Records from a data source
<<<<
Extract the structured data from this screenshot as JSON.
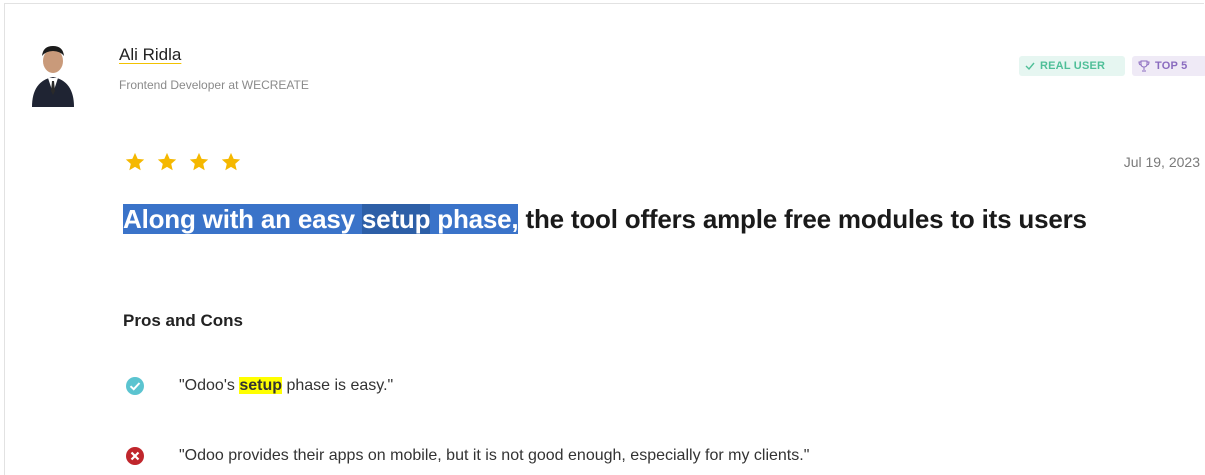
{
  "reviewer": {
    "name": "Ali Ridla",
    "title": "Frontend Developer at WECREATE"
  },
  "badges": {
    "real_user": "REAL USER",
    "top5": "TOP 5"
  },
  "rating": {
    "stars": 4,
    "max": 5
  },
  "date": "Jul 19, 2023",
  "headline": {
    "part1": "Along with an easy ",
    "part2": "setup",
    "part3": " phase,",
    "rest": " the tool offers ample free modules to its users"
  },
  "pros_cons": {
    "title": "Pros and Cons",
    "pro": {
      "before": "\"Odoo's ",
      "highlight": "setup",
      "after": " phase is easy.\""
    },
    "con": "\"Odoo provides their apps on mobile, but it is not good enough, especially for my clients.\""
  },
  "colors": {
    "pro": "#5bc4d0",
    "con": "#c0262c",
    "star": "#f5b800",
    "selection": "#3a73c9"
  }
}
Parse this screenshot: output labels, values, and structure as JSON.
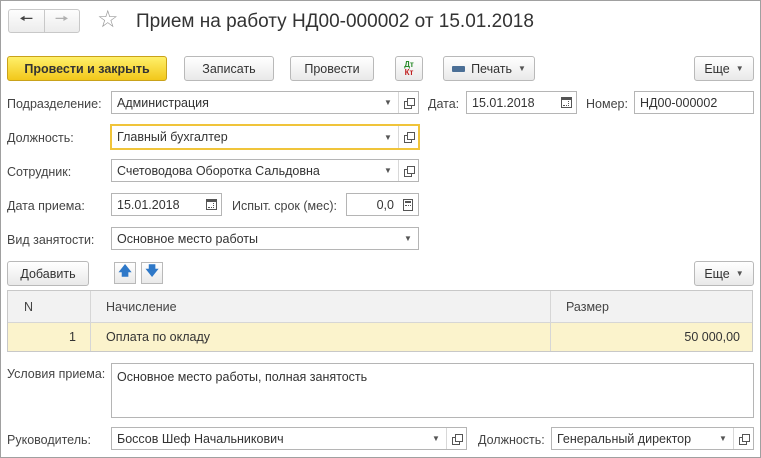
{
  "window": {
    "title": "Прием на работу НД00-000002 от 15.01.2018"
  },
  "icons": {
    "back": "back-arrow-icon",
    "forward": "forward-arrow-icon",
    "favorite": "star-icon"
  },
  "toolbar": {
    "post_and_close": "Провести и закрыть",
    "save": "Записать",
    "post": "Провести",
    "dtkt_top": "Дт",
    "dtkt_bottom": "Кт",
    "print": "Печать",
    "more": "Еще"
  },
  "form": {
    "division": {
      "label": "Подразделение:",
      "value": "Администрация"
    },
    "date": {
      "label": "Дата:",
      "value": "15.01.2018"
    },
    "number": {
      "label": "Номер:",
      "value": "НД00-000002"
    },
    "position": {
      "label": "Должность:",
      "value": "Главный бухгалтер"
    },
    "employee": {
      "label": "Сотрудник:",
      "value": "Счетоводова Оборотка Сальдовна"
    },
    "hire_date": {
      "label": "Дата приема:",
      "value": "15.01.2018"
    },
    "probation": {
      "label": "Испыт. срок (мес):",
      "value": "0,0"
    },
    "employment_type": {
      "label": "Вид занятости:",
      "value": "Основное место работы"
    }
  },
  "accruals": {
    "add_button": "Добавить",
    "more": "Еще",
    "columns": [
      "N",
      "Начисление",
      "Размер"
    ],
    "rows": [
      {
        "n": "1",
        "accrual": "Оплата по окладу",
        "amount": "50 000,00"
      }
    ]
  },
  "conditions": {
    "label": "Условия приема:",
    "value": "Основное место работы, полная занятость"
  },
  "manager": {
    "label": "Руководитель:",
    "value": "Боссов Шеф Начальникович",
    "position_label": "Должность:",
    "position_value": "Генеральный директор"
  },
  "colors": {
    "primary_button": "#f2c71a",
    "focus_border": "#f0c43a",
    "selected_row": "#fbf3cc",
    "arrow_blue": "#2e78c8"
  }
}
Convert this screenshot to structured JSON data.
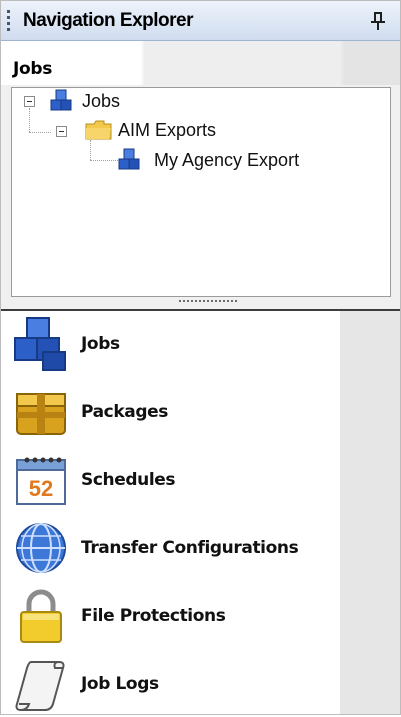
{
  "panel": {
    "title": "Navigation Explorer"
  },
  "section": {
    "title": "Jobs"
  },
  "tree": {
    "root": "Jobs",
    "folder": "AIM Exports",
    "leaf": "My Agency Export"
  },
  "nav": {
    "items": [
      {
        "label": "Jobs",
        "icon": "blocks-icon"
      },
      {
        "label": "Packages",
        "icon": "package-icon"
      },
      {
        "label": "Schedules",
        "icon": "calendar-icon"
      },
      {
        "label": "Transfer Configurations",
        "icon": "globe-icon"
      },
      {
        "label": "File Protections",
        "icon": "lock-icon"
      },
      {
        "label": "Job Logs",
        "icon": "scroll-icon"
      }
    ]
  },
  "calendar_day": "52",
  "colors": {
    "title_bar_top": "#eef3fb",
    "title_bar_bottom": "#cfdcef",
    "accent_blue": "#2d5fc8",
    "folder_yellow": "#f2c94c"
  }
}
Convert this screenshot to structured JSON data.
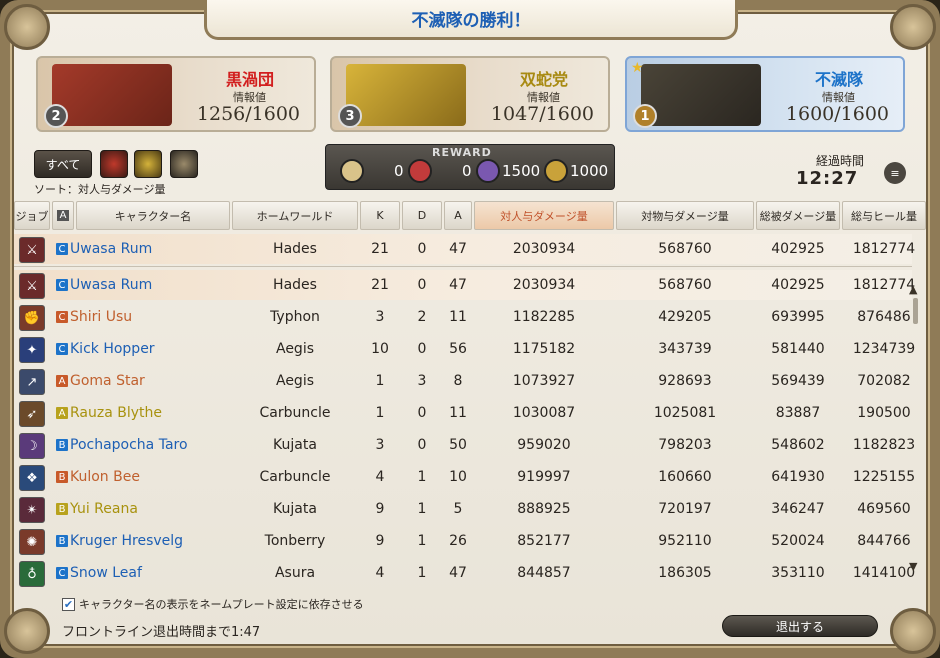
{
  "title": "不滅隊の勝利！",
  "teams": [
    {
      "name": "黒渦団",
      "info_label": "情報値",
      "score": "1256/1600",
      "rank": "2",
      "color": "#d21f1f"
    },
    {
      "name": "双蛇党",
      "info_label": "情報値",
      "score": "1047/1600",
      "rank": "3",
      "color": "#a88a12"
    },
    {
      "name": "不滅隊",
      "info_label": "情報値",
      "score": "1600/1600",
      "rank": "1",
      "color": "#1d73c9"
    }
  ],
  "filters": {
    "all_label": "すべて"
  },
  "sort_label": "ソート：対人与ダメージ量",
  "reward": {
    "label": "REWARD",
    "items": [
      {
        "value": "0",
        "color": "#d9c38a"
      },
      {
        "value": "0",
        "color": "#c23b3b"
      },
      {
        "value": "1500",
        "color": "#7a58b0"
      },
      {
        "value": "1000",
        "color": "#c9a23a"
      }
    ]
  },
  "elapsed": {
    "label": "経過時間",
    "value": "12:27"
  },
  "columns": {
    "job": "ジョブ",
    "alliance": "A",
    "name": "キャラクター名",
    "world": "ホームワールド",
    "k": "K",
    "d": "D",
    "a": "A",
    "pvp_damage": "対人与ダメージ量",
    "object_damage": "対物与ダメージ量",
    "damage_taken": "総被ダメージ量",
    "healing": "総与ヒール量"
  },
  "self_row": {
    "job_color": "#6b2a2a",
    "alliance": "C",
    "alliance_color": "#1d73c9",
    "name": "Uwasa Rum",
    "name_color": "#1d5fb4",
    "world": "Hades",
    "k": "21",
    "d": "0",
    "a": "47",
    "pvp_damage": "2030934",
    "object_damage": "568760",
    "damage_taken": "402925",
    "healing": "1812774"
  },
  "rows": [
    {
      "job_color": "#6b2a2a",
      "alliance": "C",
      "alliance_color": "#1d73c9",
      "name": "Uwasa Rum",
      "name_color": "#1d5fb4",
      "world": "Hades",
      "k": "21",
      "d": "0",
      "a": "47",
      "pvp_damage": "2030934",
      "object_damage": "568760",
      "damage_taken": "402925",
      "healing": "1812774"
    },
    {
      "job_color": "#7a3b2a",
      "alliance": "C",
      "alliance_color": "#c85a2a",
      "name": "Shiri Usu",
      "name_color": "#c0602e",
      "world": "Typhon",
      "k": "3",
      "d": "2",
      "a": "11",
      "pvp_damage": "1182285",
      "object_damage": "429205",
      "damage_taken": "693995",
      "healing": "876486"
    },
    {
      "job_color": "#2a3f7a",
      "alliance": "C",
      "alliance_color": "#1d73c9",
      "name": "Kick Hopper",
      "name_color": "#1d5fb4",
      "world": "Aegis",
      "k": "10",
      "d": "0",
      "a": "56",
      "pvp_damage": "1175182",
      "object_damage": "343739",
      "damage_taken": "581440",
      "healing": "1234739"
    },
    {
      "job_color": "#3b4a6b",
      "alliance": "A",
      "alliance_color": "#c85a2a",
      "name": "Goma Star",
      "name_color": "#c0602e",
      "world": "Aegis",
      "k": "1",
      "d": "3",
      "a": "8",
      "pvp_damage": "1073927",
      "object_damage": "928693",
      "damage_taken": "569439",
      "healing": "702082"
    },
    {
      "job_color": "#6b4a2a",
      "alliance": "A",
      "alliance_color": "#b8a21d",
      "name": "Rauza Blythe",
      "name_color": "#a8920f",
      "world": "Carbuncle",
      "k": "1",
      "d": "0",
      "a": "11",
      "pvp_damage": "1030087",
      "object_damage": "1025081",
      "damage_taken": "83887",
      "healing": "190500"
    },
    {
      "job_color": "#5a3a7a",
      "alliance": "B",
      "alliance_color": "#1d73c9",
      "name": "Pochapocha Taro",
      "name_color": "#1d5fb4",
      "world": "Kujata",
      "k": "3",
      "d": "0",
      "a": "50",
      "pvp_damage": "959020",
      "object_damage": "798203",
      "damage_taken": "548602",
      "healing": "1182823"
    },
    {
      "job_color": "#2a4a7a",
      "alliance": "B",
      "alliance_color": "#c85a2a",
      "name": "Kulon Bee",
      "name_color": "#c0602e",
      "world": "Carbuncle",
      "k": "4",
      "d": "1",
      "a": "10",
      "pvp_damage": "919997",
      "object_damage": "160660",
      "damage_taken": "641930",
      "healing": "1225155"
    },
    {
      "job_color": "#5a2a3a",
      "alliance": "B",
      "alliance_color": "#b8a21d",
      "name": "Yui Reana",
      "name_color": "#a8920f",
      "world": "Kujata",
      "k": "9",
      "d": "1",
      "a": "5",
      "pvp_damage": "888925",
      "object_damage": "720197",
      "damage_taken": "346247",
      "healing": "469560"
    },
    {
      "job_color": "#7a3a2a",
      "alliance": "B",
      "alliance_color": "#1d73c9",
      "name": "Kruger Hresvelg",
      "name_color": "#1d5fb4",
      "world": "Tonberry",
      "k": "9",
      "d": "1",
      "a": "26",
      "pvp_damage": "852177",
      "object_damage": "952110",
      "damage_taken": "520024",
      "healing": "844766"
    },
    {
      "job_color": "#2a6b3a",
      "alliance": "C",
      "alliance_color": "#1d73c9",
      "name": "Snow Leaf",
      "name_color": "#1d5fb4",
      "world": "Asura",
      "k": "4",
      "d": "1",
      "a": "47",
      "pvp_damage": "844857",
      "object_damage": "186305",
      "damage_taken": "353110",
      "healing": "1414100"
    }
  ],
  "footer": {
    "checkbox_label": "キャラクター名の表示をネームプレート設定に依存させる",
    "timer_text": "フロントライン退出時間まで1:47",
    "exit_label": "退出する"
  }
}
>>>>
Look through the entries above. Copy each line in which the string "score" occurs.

      "score": "1256/1600",
      "score": "1047/1600",
      "score": "1600/1600",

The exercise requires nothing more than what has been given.